The Well-Being Framework: Three Questions with Tim Bicknell, AIA, LEED AP BD+C
Tim Bicknell is a panel presenter on “The Science of Circadian Lighting” at the inaugural WELL 2014 conference on October 20, 2014 in New Orleans. WELL 2014 is the first annual symposium hosted by the International WELL Building Institute to support and educate design, construction and real estate professionals on the wellness movement.
What is The Well-Being Framework?
The Well-Being Framework is an evidence-based framework used to evaluate and design healthier built environments. Using a holistic and integrated approach, the framework looks at nine design elements that affect human health and well being.
The nine elements of the Well-Being Framework are: light, access to nature, integrated activity, nature-inspired design elements, intentional community, interaction with animals, sound levels, engaging art, and clean air.
What do you see as the major advantage to implementing the framework?
Wellness, and how to integrate it into our daily lives, is an increasing area of interest and concern for our society. One reaction to wellness is the growing movement of natural health, which includes such lifestyle choices as organic foods, yoga, and green living. However, even with a growing awareness of wellness, we are still increasingly spending more time inside.
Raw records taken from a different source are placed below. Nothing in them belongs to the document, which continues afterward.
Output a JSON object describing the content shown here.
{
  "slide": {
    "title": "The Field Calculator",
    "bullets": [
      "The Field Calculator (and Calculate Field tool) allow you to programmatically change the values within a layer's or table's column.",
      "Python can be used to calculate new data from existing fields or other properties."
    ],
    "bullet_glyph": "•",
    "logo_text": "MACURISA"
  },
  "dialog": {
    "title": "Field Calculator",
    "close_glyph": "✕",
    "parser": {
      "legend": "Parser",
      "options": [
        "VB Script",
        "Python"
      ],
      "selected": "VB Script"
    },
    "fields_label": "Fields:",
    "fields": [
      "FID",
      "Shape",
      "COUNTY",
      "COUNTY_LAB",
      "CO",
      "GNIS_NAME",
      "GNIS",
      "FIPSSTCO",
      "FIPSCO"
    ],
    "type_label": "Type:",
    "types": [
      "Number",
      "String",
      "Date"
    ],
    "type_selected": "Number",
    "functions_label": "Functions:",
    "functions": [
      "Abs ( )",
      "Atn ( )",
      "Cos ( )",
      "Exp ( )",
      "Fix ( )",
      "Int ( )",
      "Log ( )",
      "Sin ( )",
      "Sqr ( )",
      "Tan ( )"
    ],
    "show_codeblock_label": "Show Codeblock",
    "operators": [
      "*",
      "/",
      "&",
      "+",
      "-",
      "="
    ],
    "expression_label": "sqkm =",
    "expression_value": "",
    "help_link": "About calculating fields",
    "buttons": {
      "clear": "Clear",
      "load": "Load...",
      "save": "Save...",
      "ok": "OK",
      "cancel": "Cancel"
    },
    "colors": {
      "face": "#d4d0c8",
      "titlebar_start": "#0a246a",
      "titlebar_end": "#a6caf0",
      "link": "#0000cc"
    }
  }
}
It is important to recognize the health impacts of this shift and to develop strategies that can mitigate the effects of spending the majority of each day indoors.
The built environment affects all aspects of wellness, in some manner, and our framework is a tool to be used to shape a healthy built environment. By using evidence-based research and by holistically implementing the framework, we design environments that foster happier, healthier and more productive occupants.
What is an example of how a client has benefited from the framework?
The framework was recently used to evaluate a senior living facility in Minnesota. Our team conducted a thorough analysis of the existing facility. Then we analyzed the building using the nine elements of the Well-Being Framework as a guide. Based on the analysis, we outlined cost effective opportunities for improvement. These included a need for higher and more consistent light levels in corridors, blackout shades in bedrooms to support sleep quality, more organic and loose furniture arrangements, and skylights in spaces with no windows. Ultimately, research suggests that by making these types of improvements to the environment, the residents will experience significant positive impacts to their health and well-being.